“I left a pretty good job with a pretty good future to try to get this industry to the point where we can make deals without labor disputes,” Manfred said. “I don’t think there’s anybody who understands any better than I do, that from the perspective of the fans, they don’t want a labor dispute and that’s why our No. 1 priority is to make a deal.”

Speak for yourself, Rob: if a labor dispute is what brings on a better, fairer deal, then bring on the labor dispute. This focus on labor peace over everything else is an attempt to continue to slowly roll back the effectiveness of the gains the union has made for players — it’s an attempt to hew as closely to the status quo as possible, with any changes made to it benefitting the owners more than the players. Of course, framing things this way and attempting to be the representative of the fans also allows Manfred to try to bury the fact that it was the owners everyone was mad at in 2020, when it was clear their greed and a focus on trying to break the union in the lead-in to collective bargaining was getting in the way of a deal that would give the fans a regular season. After all, it wasn’t until the PA called out MLB on their two-facedness publicly that the league finally conceded on the pandemic-related negotiations and went by the terms of the deal they had already agreed to months before.

It should also be pointed out that Manfred’s attempt to differentiate between the weapon that the owners wield — an offseason/spring lockout — and what the players have historically been able to do, which is to go on or threaten to strike in a way that will cancel games, is also meant to build up some owners good, players greedy sentiment. Ah, but the owners are just trying to speed things along so we can get back to the thing we all love! It’s those work stoppages that cause games to be missed that are the real problem. Who are the source of those again?

The thing is, the players can’t even really strike anymore. In order to strike, a new season would have to begin without a new collective bargaining agreement in place, and that’s just not going to happen. The CBA expires in December, so a lockout is what is going to happen if there is no new deal in place to replace the old one at that time. And if there is still no new deal when the scheduled start date of the season arrives, well, the lockout will still be ongoing. Luckily, refusing to give in to the demands of the owners who are locking the players out works just as effectively as a strike, but Manfred still has to find a way to point the finger at the players when all they’re doing is responding to the owners’ refusal to actually figure out a fairer deal than the one that currently exists — the one full of loopholes that basically caused the Players Association to realize that they were on the losing side of these negotiations, all for the sake of the lie known as labor peace.

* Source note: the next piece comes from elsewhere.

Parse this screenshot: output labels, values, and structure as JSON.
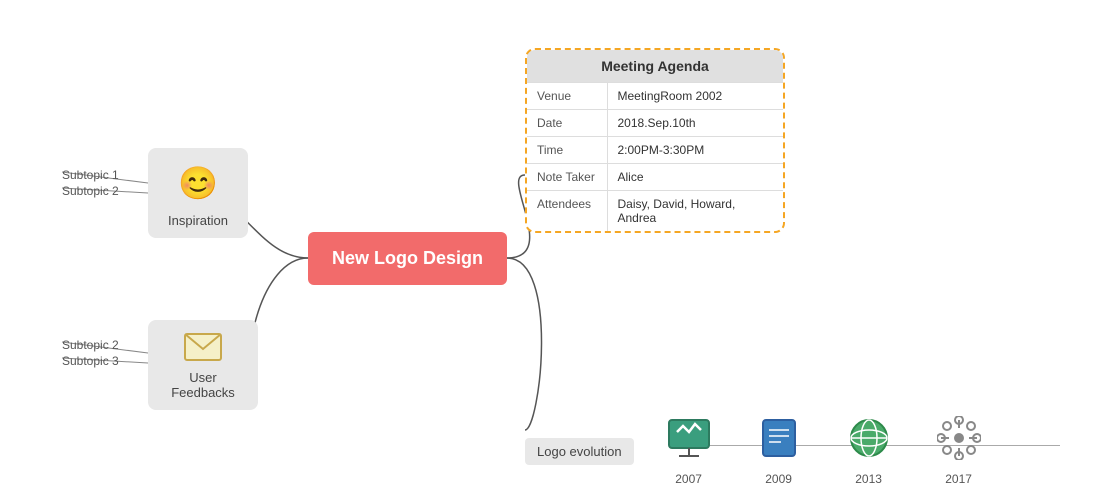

As I said a few weeks back, all that matters in bargaining is what’s said behind closed doors. All Manfred is out here trying to do is drum up support for, and soften the public relations blow of, a lockout brought on by the owners who, through the leaks we’ve seen, seem unwilling to actually engage the players in the spaces they are asking to be engaged on. A lockout that will be brought on by the owners who are still trying to kill arbitration all these years later, who want to pay players via predetermined algorithm, who have spent the last 20-plus years trying to smash every economic level the players used to be able to rely on while they, in turn, rake in larger and larger piles of money, and leverage their ownership and team valuations to take on low-interest loans that serve to enrich them even further.

Manfred is going to try to both sides this thing if he can’t just outright blame the players for it, and that’s all this little speech is. It’s dissembling to prepare you for what’s to come, which is the players being locked out because the owners think a lockout gives them a better chance at getting what they want, which is for nothing at all to change unless it can look magnanimous, but is actually a win for the owners’ bank accounts.

Visit my Patreon to become a supporter and help me continue to write articles like this one.